- _Task directions_:
Going through the entries below, copy out each line that contains "left".

(Collected data)
----

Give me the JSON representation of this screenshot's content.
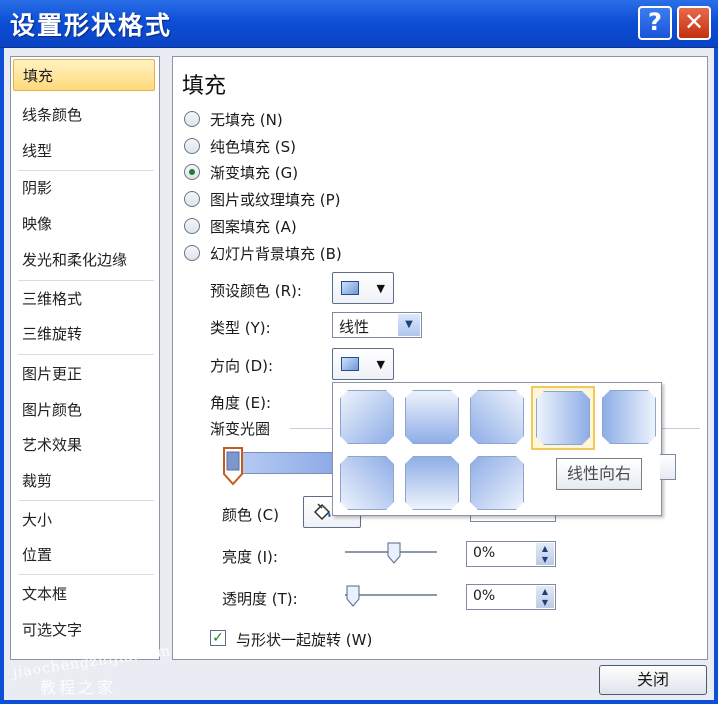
{
  "window": {
    "title": "设置形状格式",
    "help": "?",
    "close": "✕"
  },
  "sidebar": {
    "items": [
      {
        "label": "填充"
      },
      {
        "label": "线条颜色"
      },
      {
        "label": "线型"
      },
      {
        "label": "阴影"
      },
      {
        "label": "映像"
      },
      {
        "label": "发光和柔化边缘"
      },
      {
        "label": "三维格式"
      },
      {
        "label": "三维旋转"
      },
      {
        "label": "图片更正"
      },
      {
        "label": "图片颜色"
      },
      {
        "label": "艺术效果"
      },
      {
        "label": "裁剪"
      },
      {
        "label": "大小"
      },
      {
        "label": "位置"
      },
      {
        "label": "文本框"
      },
      {
        "label": "可选文字"
      }
    ],
    "selected": "填充"
  },
  "panel": {
    "title": "填充",
    "fill_options": [
      {
        "label": "无填充 (N)",
        "checked": false
      },
      {
        "label": "纯色填充 (S)",
        "checked": false
      },
      {
        "label": "渐变填充 (G)",
        "checked": true
      },
      {
        "label": "图片或纹理填充 (P)",
        "checked": false
      },
      {
        "label": "图案填充 (A)",
        "checked": false
      },
      {
        "label": "幻灯片背景填充 (B)",
        "checked": false
      }
    ],
    "preset_label": "预设颜色 (R):",
    "type_label": "类型 (Y):",
    "type_value": "线性",
    "direction_label": "方向 (D):",
    "angle_label": "角度 (E):",
    "stops_label": "渐变光圈",
    "color_label": "颜色 (C)",
    "brightness_label": "亮度 (I):",
    "brightness_value": "0%",
    "transparency_label": "透明度 (T):",
    "transparency_value": "0%",
    "rotate_label": "与形状一起旋转 (W)",
    "rotate_checked": true
  },
  "direction_popup": {
    "tiles": [
      {
        "name": "linear-diagonal-top-left"
      },
      {
        "name": "linear-down"
      },
      {
        "name": "linear-diagonal-top-right"
      },
      {
        "name": "linear-right"
      },
      {
        "name": "linear-left"
      },
      {
        "name": "linear-diagonal-bottom-left"
      },
      {
        "name": "linear-up"
      },
      {
        "name": "linear-diagonal-bottom-right"
      }
    ],
    "selected": "linear-right",
    "tooltip": "线性向右"
  },
  "footer": {
    "close_label": "关闭"
  },
  "watermark": {
    "line1": "jiaochengzhijia.com",
    "line2": "教程之家"
  },
  "colors": {
    "titlebar": "#0d4fd6",
    "tile_light": "#d2e0f8",
    "tile_dark": "#8faee6",
    "hover": "#f2c85b"
  }
}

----

- _Response box_:
        "name": "linear-diagonal-top-left"
        "name": "linear-left"
        "name": "linear-diagonal-bottom-left"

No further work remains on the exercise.